In my previous post, I stressed the importance of establishing a local social media presence for small businesses. You can read that post here: Use Social Media to build your local business brand.
In this post, we will discuss some quick tips to help you get started.
One of the most important that small businesses need to remember is that in today’s world, over 70% of local consumers begin to do the research for products or services that they want or need online.
To prove this point, do a search for your particular business on Google. If you are not entirely convinced that your consumers are looking for you online, a great way to dispel this unfortunate myth is to take a look at what your competitors are doing in your area.
Another thing to note are the businesses that are not local to your area that are appearing as well. I like to refer to this as “fishing in your local pond”. If you note that there are competitors who are advertising online in your area, and they are not local to the area, chances are, they are stealing your money right from underneath your nose.
Ok, I realize I need to have an online presence, now what?
1. Start with getting a good quality website.
My recommendation is that you have a custom designed website, created by a local web designer. Not only will the quality of your organic search rankings be much better, Google doesn’t really like the cookie cutter websites that many of the print media companies offer.
2. Establish your local presence with Google, Yahoo and Bing.
Claim your local listings online – and make sure that you are filling out these pages with high quality, content rich information. This is something that you can handle yourself, or you can hire a company like Globalwebfx.com to handle this part for you, for a nominal fee.
3. Once you have established your presence online, get reviewed!
It isn’t ethical to offer your customers something in exchange for a review, however there is nothing wrong with doing something nice for your customers who do. Consider requesting your customers email addresses, and after a service call or purchase, send your customer an email and ask them how you are doing. If you get a positive response, send that happy customer a follow up email thanking them for their positive feedback with a link to your profile and a request for a review.

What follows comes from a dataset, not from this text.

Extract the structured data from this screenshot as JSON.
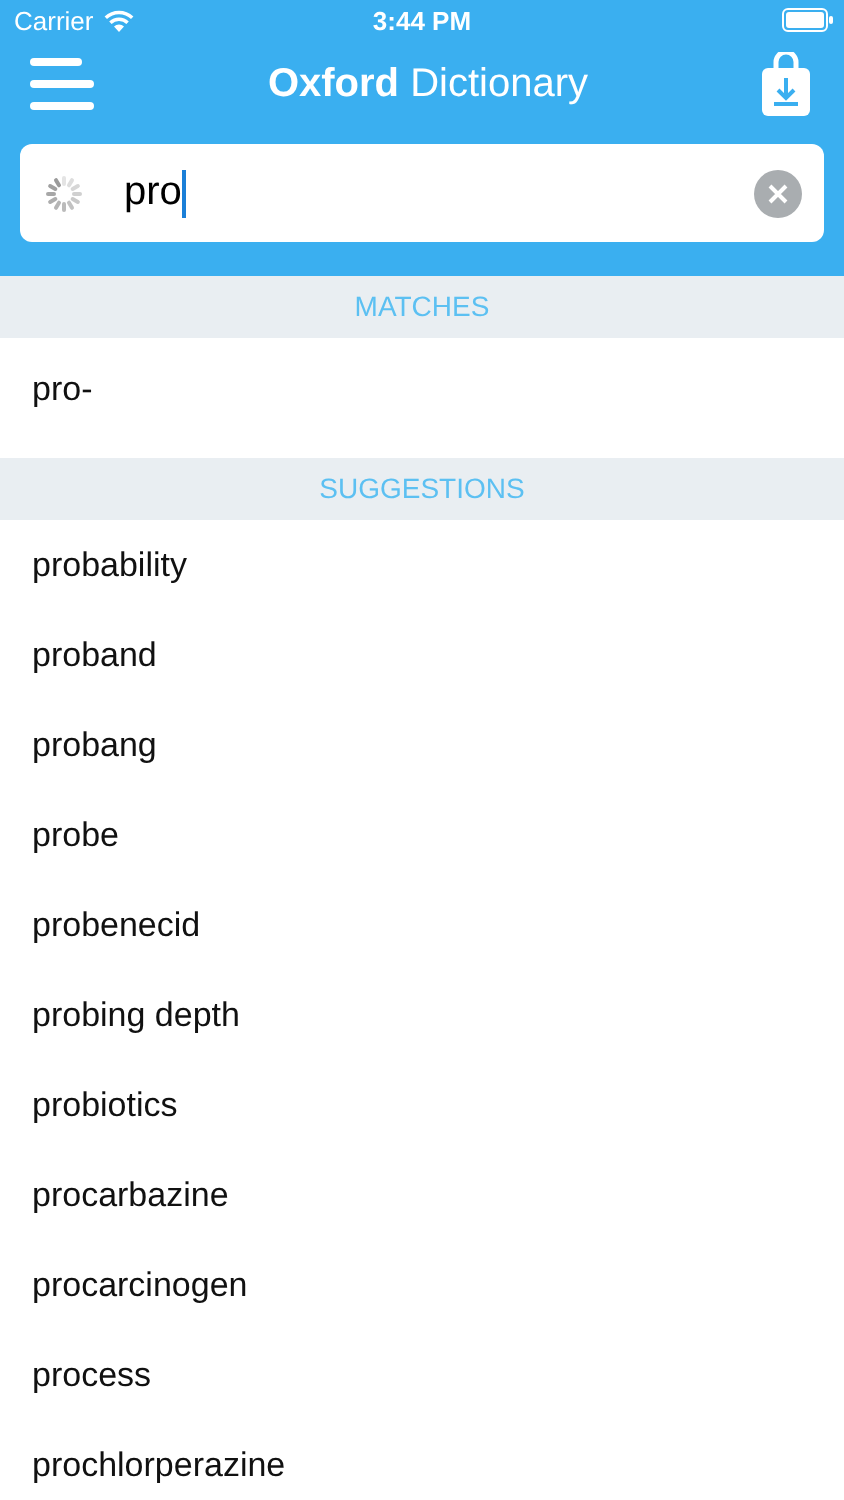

If the review is less than positive, all is not lost. Take the constructive critique as a way to improve your customer service. Send that customer an email thanking them for their honest feedback, and consider adding an offer to incentivize them to do business with you again.